----- Input for this task -----
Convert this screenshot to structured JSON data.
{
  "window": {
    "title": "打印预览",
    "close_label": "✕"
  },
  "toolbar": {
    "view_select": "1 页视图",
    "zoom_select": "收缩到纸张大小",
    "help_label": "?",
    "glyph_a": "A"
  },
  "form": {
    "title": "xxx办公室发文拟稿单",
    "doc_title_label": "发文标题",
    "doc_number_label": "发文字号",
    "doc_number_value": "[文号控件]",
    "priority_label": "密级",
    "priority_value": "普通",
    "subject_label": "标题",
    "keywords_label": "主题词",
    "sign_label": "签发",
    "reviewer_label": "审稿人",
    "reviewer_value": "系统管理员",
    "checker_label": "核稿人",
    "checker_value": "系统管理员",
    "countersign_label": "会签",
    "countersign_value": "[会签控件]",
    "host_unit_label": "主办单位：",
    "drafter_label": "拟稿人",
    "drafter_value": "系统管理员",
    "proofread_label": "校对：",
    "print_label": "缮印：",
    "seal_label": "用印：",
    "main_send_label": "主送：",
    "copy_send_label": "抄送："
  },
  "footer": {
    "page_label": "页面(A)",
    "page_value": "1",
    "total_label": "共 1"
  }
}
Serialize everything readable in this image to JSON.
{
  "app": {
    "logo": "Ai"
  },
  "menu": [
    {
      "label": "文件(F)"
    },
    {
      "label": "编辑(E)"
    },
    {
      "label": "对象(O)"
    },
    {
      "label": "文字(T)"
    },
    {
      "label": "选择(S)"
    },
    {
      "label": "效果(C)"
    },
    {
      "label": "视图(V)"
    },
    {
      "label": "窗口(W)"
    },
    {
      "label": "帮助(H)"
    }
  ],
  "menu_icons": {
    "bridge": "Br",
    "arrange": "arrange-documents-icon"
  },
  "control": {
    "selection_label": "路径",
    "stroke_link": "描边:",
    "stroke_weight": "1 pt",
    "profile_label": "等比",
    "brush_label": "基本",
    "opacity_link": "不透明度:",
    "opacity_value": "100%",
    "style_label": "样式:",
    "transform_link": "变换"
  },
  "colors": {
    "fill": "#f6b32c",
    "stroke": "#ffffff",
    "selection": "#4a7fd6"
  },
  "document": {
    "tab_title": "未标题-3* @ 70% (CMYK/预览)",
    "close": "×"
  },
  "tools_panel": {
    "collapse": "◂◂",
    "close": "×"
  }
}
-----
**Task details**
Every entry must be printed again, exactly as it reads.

**Solved problem**
Convert this screenshot to structured JSON data.
{
  "window": {
    "title": "打印预览",
    "close_label": "✕"
  },
  "toolbar": {
    "view_select": "1 页视图",
    "zoom_select": "收缩到纸张大小",
    "help_label": "?",
    "glyph_a": "A"
  },
  "form": {
    "title": "xxx办公室发文拟稿单",
    "doc_title_label": "发文标题",
    "doc_number_label": "发文字号",
    "doc_number_value": "[文号控件]",
    "priority_label": "密级",
    "priority_value": "普通",
    "subject_label": "标题",
    "keywords_label": "主题词",
    "sign_label": "签发",
    "reviewer_label": "审稿人",
    "reviewer_value": "系统管理员",
    "checker_label": "核稿人",
    "checker_value": "系统管理员",
    "countersign_label": "会签",
    "countersign_value": "[会签控件]",
    "host_unit_label": "主办单位：",
    "drafter_label": "拟稿人",
    "drafter_value": "系统管理员",
    "proofread_label": "校对：",
    "print_label": "缮印：",
    "seal_label": "用印：",
    "main_send_label": "主送：",
    "copy_send_label": "抄送："
  },
  "footer": {
    "page_label": "页面(A)",
    "page_value": "1",
    "total_label": "共 1"
  }
}
Serialize everything readable in this image to JSON.
{
  "app": {
    "logo": "Ai"
  },
  "menu": [
    {
      "label": "文件(F)"
    },
    {
      "label": "编辑(E)"
    },
    {
      "label": "对象(O)"
    },
    {
      "label": "文字(T)"
    },
    {
      "label": "选择(S)"
    },
    {
      "label": "效果(C)"
    },
    {
      "label": "视图(V)"
    },
    {
      "label": "窗口(W)"
    },
    {
      "label": "帮助(H)"
    }
  ],
  "menu_icons": {
    "bridge": "Br",
    "arrange": "arrange-documents-icon"
  },
  "control": {
    "selection_label": "路径",
    "stroke_link": "描边:",
    "stroke_weight": "1 pt",
    "profile_label": "等比",
    "brush_label": "基本",
    "opacity_link": "不透明度:",
    "opacity_value": "100%",
    "style_label": "样式:",
    "transform_link": "变换"
  },
  "colors": {
    "fill": "#f6b32c",
    "stroke": "#ffffff",
    "selection": "#4a7fd6"
  },
  "document": {
    "tab_title": "未标题-3* @ 70% (CMYK/预览)",
    "close": "×"
  },
  "tools_panel": {
    "collapse": "◂◂",
    "close": "×"
  }
}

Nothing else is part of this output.